Midpoint Rieman problem
Hello all,
My summer school classes just started this week, and unfortunately, math tutoring just so happens to be at the same time as my second class, so I can't get any help from the tutors.
Anyway, I am having problems grasping the Midpoint Riemann problem we have for homework:
Estimate the area under the graph of https://webwork2.uncc.edu/webwork2_f...e647256c81.png from https://webwork2.uncc.edu/webwork2_f...55eafd5481.png to https://webwork2.uncc.edu/webwork2_f...b9ec2b31a1.png using https://webwork2.uncc.edu/webwork2_f...6d7c90b481.png subintervals of equal length and taking the sample points to be midpoints.
The midpoint Riemann sum https://webwork2.uncc.edu/webwork2_f...8d232a3a71.png ?
The answer I came up with was this:
$\displaystyle (f(1/2)+f(3/2)+f(5/2)+f(7/2))1= 24$
This is wrong, and I kinda understand why it's wrong, if x started at 0 this would be right, but because it starts at 5, the f(x) should be different numbers (if that makes sense), my problem is not knowing the proper calculations to figure that out.
In my book the formula is this:
$\displaystyle xi= 1/2(x(i0)+xi) = midpoint of [x(10, xi]$
Which is extremely confusing to me.
Please help with this problem. Thank You

let $\displaystyle f(x) = 8x$
break the interval from x = 5 to x = 9 into 4 pieces ... each piece has delta x = 1
the midpoint of each piece is x = 5.5, x = 6.5, x = 7.5, and x = 8.5
using a midpoint Riemann sum ...
$\displaystyle \displaystyle \int_5^9 f(x) \, dx \approx f\left(5.5) + f(6.5) + f(7.5) + f(8.5) = 5$

Yes that is the correct answer, Thank you Skeeter!
but I still don't understand how you came up with the numbers for the functions.

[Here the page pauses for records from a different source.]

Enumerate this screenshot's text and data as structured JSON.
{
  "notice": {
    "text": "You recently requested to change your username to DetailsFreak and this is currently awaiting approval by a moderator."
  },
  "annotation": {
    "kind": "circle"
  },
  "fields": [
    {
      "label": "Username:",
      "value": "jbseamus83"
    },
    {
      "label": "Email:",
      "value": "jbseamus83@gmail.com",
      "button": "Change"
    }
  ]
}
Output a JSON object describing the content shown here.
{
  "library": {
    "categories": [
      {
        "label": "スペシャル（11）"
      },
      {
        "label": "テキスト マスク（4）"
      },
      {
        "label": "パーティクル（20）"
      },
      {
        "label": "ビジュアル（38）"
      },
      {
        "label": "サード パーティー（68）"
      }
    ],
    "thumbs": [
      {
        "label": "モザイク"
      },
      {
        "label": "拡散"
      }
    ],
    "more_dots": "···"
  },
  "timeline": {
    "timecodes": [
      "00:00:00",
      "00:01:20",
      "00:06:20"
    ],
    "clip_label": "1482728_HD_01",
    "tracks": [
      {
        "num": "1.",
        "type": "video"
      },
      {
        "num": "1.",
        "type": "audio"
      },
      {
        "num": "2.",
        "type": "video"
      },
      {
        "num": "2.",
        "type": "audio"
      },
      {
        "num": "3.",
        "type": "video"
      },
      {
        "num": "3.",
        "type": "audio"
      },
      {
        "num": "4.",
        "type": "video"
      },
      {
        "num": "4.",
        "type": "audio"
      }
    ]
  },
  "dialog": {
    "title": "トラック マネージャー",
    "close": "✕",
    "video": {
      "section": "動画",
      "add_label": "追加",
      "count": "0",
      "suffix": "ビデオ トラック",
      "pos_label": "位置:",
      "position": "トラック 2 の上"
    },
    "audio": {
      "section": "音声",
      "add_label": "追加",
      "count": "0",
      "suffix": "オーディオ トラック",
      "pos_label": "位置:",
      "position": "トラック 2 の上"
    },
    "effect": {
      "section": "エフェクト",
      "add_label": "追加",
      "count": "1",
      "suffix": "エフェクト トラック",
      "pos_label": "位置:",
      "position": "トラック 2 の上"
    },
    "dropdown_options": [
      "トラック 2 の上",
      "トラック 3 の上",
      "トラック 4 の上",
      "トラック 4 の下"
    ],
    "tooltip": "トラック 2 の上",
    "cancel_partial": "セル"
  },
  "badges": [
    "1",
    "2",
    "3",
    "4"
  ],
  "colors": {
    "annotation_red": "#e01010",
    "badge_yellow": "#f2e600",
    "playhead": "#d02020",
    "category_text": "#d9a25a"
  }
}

Can you break it down to the formula for me? because I have to really understand how to do this before I move on.
Thanks again Skeeter.

look at the attached sketch and note that the height of each rectangle is the function value at the midpoint of each subinterval ...
area of each rectangle = base * height = (1) * f(midpoint of the subinterval)

Ohhh OK, I think I understand the midpoint a little more now.
Thanks again.